Exercise aim: List every line in this data where the string "description" occurs.

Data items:
---+---

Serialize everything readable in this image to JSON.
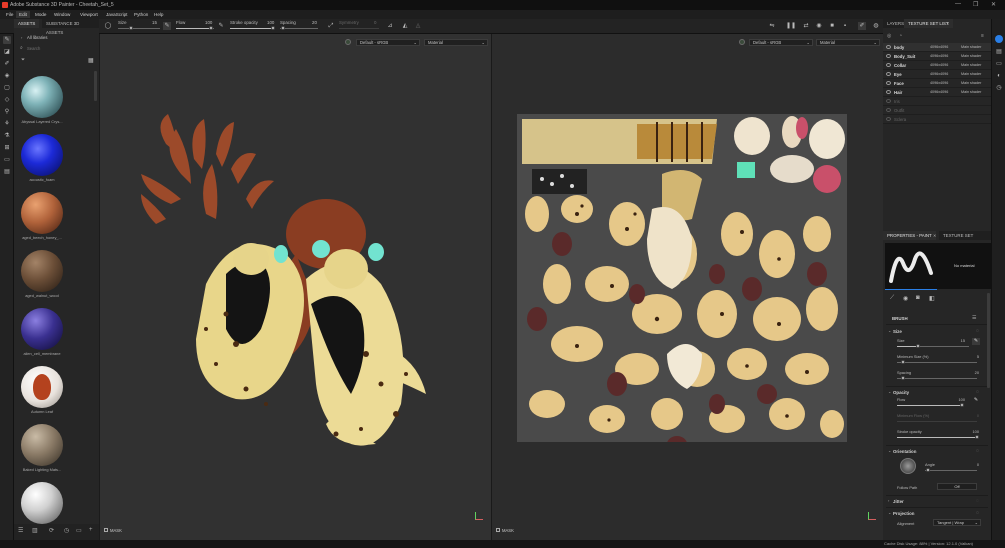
{
  "window": {
    "title": "Adobe Substance 3D Painter - Cheetah_Set_5",
    "controls": [
      "—",
      "❐",
      "✕"
    ]
  },
  "menu": [
    "File",
    "Edit",
    "Mode",
    "Window",
    "Viewport",
    "JavaScript",
    "Python",
    "Help"
  ],
  "toolbar": {
    "size_label": "Size",
    "size_value": "15",
    "flow_label": "Flow",
    "flow_value": "100",
    "stroke_opacity_label": "Stroke opacity",
    "stroke_opacity_value": "100",
    "spacing_label": "Spacing",
    "spacing_value": "20",
    "symmetry_label": "Symmetry",
    "symmetry_value": "0"
  },
  "assets_panel": {
    "tabs": [
      "ASSETS",
      "SUBSTANCE 3D ASSETS"
    ],
    "breadcrumb": "All libraries",
    "search_placeholder": "Search",
    "items": [
      {
        "label": "Abyssal Layered Crys...",
        "color": "#7fb3b8"
      },
      {
        "label": "acoustic_foam",
        "color": "#1c2ad8"
      },
      {
        "label": "aged_beech_honey_...",
        "color": "#b0623a"
      },
      {
        "label": "aged_walnut_wood",
        "color": "#6b4e37"
      },
      {
        "label": "alien_cell_membrane",
        "color": "#3a3090"
      },
      {
        "label": "Autumn Leaf",
        "color": "#e8e2dc"
      },
      {
        "label": "Baked Lighting Mats...",
        "color": "#8a7a66"
      },
      {
        "label": "",
        "color": "#d0d0d0"
      }
    ]
  },
  "viewport_3d": {
    "colorspace": "Default - sRGB",
    "mode": "Material",
    "mask_label": "MASK"
  },
  "viewport_2d": {
    "colorspace": "Default - sRGB",
    "mode": "Material",
    "mask_label": "MASK"
  },
  "layers_panel": {
    "tabs": [
      "LAYERS",
      "TEXTURE SET LIST"
    ],
    "rows": [
      {
        "name": "body",
        "size": "4096x4096",
        "shader": "Main shader",
        "enabled": true
      },
      {
        "name": "Body_Suit",
        "size": "4096x4096",
        "shader": "Main shader",
        "enabled": true
      },
      {
        "name": "Collar",
        "size": "4096x4096",
        "shader": "Main shader",
        "enabled": true
      },
      {
        "name": "Eye",
        "size": "4096x4096",
        "shader": "Main shader",
        "enabled": true
      },
      {
        "name": "Face",
        "size": "4096x4096",
        "shader": "Main shader",
        "enabled": true
      },
      {
        "name": "Hair",
        "size": "4096x4096",
        "shader": "Main shader",
        "enabled": true
      },
      {
        "name": "Iris",
        "size": "",
        "shader": "",
        "enabled": false
      },
      {
        "name": "Outfit",
        "size": "",
        "shader": "",
        "enabled": false
      },
      {
        "name": "Sclera",
        "size": "",
        "shader": "",
        "enabled": false
      }
    ]
  },
  "properties_panel": {
    "tabs": [
      "PROPERTIES - PAINT",
      "TEXTURE SET SETTINGS"
    ],
    "material_label": "No material",
    "brush_title": "BRUSH",
    "size_section": "Size",
    "size_label": "Size",
    "size_value": "15",
    "min_size_label": "Minimum Size (%)",
    "min_size_value": "5",
    "spacing_label": "Spacing",
    "spacing_value": "20",
    "opacity_section": "Opacity",
    "flow_label": "Flow",
    "flow_value": "100",
    "min_flow_label": "Minimum Flow (%)",
    "min_flow_value": "0",
    "stroke_opacity_label": "Stroke opacity",
    "stroke_opacity_value": "100",
    "orientation_section": "Orientation",
    "angle_label": "Angle",
    "angle_value": "0",
    "follow_path_label": "Follow Path",
    "follow_path_value": "Off",
    "jitter_section": "Jitter",
    "projection_section": "Projection",
    "alignment_label": "Alignment",
    "alignment_value": "Tangent | Wrap"
  },
  "status": {
    "text": "Cache Disk Usage:  88% | Version: 12.1.0 (Valkan)"
  }
}
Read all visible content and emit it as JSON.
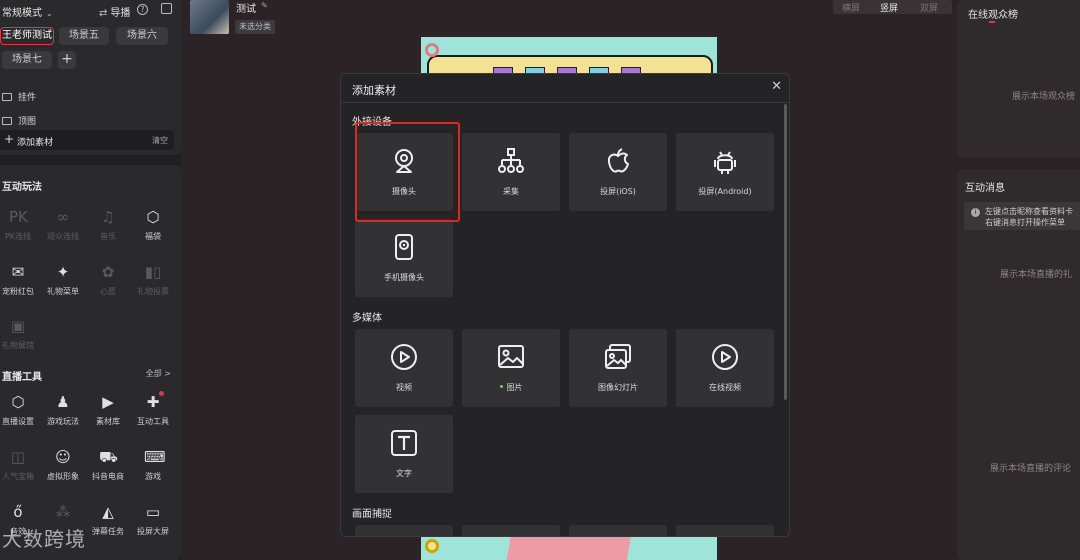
{
  "scene_panel": {
    "mode_label": "常规模式",
    "guide_label": "导播",
    "scene_tabs": [
      "王老师测试",
      "场景五",
      "场景六",
      "场景七"
    ],
    "sources": [
      "挂件",
      "顶图"
    ],
    "add_material_label": "添加素材",
    "clear_label": "清空"
  },
  "interact_panel": {
    "title": "互动玩法",
    "tools": [
      {
        "label": "PK连线",
        "icon": "pk-icon",
        "dim": true
      },
      {
        "label": "观众连线",
        "icon": "audience-link-icon",
        "dim": true
      },
      {
        "label": "音乐",
        "icon": "music-icon",
        "dim": true
      },
      {
        "label": "福袋",
        "icon": "lucky-bag-icon",
        "dim": false
      },
      {
        "label": "宠粉红包",
        "icon": "red-packet-icon",
        "dim": false
      },
      {
        "label": "礼物菜单",
        "icon": "gift-menu-icon",
        "dim": false
      },
      {
        "label": "心愿",
        "icon": "wish-icon",
        "dim": true
      },
      {
        "label": "礼物投票",
        "icon": "gift-vote-icon",
        "dim": true
      },
      {
        "label": "礼物展馆",
        "icon": "gift-gallery-icon",
        "dim": true
      }
    ]
  },
  "live_tools": {
    "title": "直播工具",
    "all_label": "全部 >",
    "tools": [
      {
        "label": "直播设置",
        "icon": "live-settings-icon",
        "dim": false
      },
      {
        "label": "游戏玩法",
        "icon": "game-play-icon",
        "dim": false
      },
      {
        "label": "素材库",
        "icon": "material-library-icon",
        "dim": false
      },
      {
        "label": "互动工具",
        "icon": "interactive-tools-icon",
        "dim": false
      },
      {
        "label": "人气宝箱",
        "icon": "popularity-box-icon",
        "dim": true
      },
      {
        "label": "虚拟形象",
        "icon": "avatar-figure-icon",
        "dim": false
      },
      {
        "label": "抖音电商",
        "icon": "ecommerce-icon",
        "dim": false
      },
      {
        "label": "游戏",
        "icon": "gamepad-icon",
        "dim": false
      },
      {
        "label": "音效",
        "icon": "sound-effect-icon",
        "dim": false
      },
      {
        "label": "",
        "icon": "partial-icon",
        "dim": true
      },
      {
        "label": "弹幕任务",
        "icon": "danmaku-task-icon",
        "dim": false
      },
      {
        "label": "投屏大屏",
        "icon": "cast-screen-icon",
        "dim": false
      }
    ]
  },
  "room": {
    "title": "测试",
    "category": "未选分类"
  },
  "layout_tabs": [
    "横屏",
    "竖屏",
    "双屏"
  ],
  "layout_active": "竖屏",
  "viewers_panel": {
    "title": "在线观众榜",
    "hint": "展示本场观众榜"
  },
  "messages_panel": {
    "title": "互动消息",
    "notice_line1": "左键点击昵称查看资料卡",
    "notice_line2": "右键消息打开操作菜单",
    "hint_gift": "展示本场直播的礼",
    "hint_comment": "展示本场直播的评论"
  },
  "modal": {
    "title": "添加素材",
    "sections": [
      {
        "title": "外接设备",
        "items": [
          {
            "label": "摄像头",
            "icon": "webcam-icon"
          },
          {
            "label": "采集",
            "icon": "capture-device-icon"
          },
          {
            "label": "投屏(iOS)",
            "icon": "apple-icon"
          },
          {
            "label": "投屏(Android)",
            "icon": "android-icon"
          },
          {
            "label": "手机摄像头",
            "icon": "phone-camera-icon"
          }
        ]
      },
      {
        "title": "多媒体",
        "items": [
          {
            "label": "视频",
            "icon": "video-play-icon"
          },
          {
            "label": "图片",
            "icon": "image-icon"
          },
          {
            "label": "图像幻灯片",
            "icon": "slideshow-icon"
          },
          {
            "label": "在线视频",
            "icon": "online-video-icon"
          },
          {
            "label": "文字",
            "icon": "text-icon"
          }
        ]
      },
      {
        "title": "画面捕捉",
        "items": []
      }
    ]
  },
  "watermark": "大数跨境",
  "colors": {
    "accent_red": "#e5334b",
    "highlight_red": "#e12424",
    "modal_bg": "#242426",
    "card_bg": "#323235"
  }
}
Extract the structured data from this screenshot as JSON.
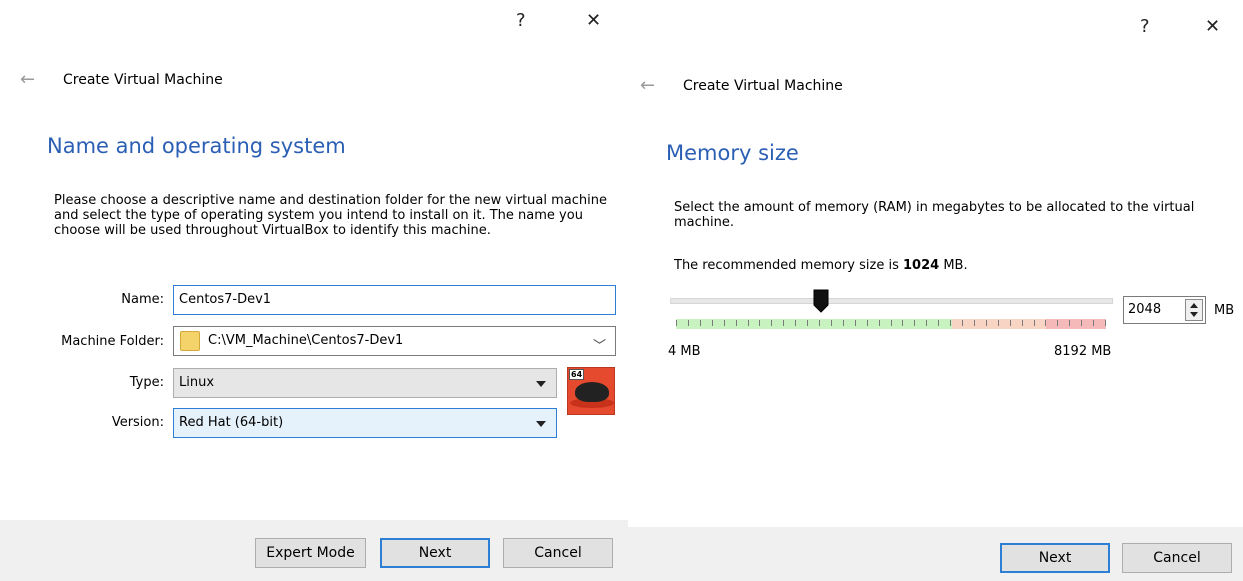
{
  "left": {
    "help_glyph": "?",
    "close_glyph": "✕",
    "back_glyph": "←",
    "title": "Create Virtual Machine",
    "heading": "Name and operating system",
    "description": "Please choose a descriptive name and destination folder for the new virtual machine and select the type of operating system you intend to install on it. The name you choose will be used throughout VirtualBox to identify this machine.",
    "name_label": "Name:",
    "name_value": "Centos7-Dev1",
    "folder_label": "Machine Folder:",
    "folder_value": "C:\\VM_Machine\\Centos7-Dev1",
    "type_label": "Type:",
    "type_value": "Linux",
    "version_label": "Version:",
    "version_value": "Red Hat (64-bit)",
    "os_badge": "64",
    "os_icon": "red-hat-icon",
    "buttons": {
      "expert": "Expert Mode",
      "next": "Next",
      "cancel": "Cancel"
    }
  },
  "right": {
    "help_glyph": "?",
    "close_glyph": "✕",
    "back_glyph": "←",
    "title": "Create Virtual Machine",
    "heading": "Memory size",
    "description": "Select the amount of memory (RAM) in megabytes to be allocated to the virtual machine.",
    "recommended_prefix": "The recommended memory size is",
    "recommended_value": "1024",
    "recommended_suffix": "MB.",
    "slider": {
      "min": 4,
      "max": 8192,
      "value": 2048
    },
    "memory_value": "2048",
    "unit": "MB",
    "min_label": "4 MB",
    "max_label": "8192 MB",
    "buttons": {
      "next": "Next",
      "cancel": "Cancel"
    }
  },
  "colors": {
    "heading": "#2b5fb4",
    "focus": "#2d7fd6",
    "zone_green": "#c9f2c1",
    "zone_orange": "#f8d4c4",
    "zone_red": "#f6b9b9"
  }
}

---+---

Response area:
    "description": "Please choose a descriptive name and destination folder for the new virtual machine and select the type of operating system you intend to install on it. The name you choose will be used throughout VirtualBox to identify this machine.",
    "description": "Select the amount of memory (RAM) in megabytes to be allocated to the virtual machine.",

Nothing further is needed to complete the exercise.